A friend recently asked me how Minga is doing. I responded that she seems up and down physically, but remarkably consistent in the grace and acceptance she shows relative to living with dialysis.
Acceptance isn’t a word that I embrace willingly, and after the brief conversation about Minga I thought about it more. Minga’s desperate poverty has not offered her many choices in life. The practical effect is that she is long versed in the spiritual discipline of acceptance. She is fiercely proud of those instances where she did have a choice. While the U.S army base was open just outside the village of Rio Hato — during my Peace Corps years and until 1990 — young girls would gain a few dollars by satisfying the sexual needs of the randy 18 year old enlisted men who came to village bars to drink. Minga never did that, a fact she will tell you proudly, even when she struggled to put food in the mouths of her nine growing children and had practically no other ways to earn income.
My life has been very different, at least as an adult. If I read something whose viewpoint I don’t accept, I look for other sources. If I get a bad table, or a poorly prepared entree, or a garment returned from the dry cleaner that is damaged, I insist on an adjustment. If I wonder about a medical recommendation, I get a second opinion. If I don’t like the quote for a new car, I make a counter. Acceptance for me is an “if” not a “must”.
That said, I do greatly admire Minga’s attitude toward her dialysis, which has changed her life in every respect. She always said she would never live in the city; she is now living in the city 5 days out of 7. She always said she didn’t want to live tethered to a machine; she is now living tethered to a machine. She loves her home, her neighbors, the flow of village life. Now she is living with her daughter Ana in a city apartment, rather isolating. Minga is glad to have the welcome and the support. But it still has to be hard for her not to be the center of her own home with extended family popping in and out all day to visit.
Aging has something to do with becoming more practiced at acceptance, I suspect. My choices are limited, somewhat, by energy levels, by a reduced tolerance for commotion, by less steady balance — even though I work at it — which makes it a bad idea for me to climb up on a ladder to change batteries in the high ceiling smoke alarms.
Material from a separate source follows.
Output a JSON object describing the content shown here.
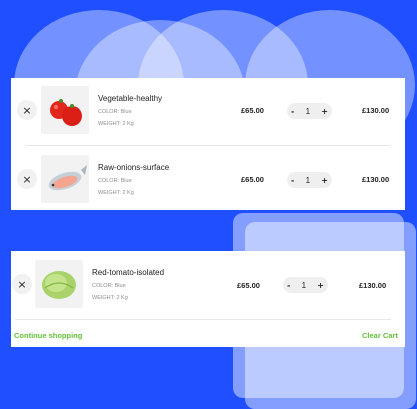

Ben and Sara came over last night to help.
I will have to get better at acceptance, and not have a knee-jerk resistance to the word. In this Minga is my role model, which I will tell her the next time we are together.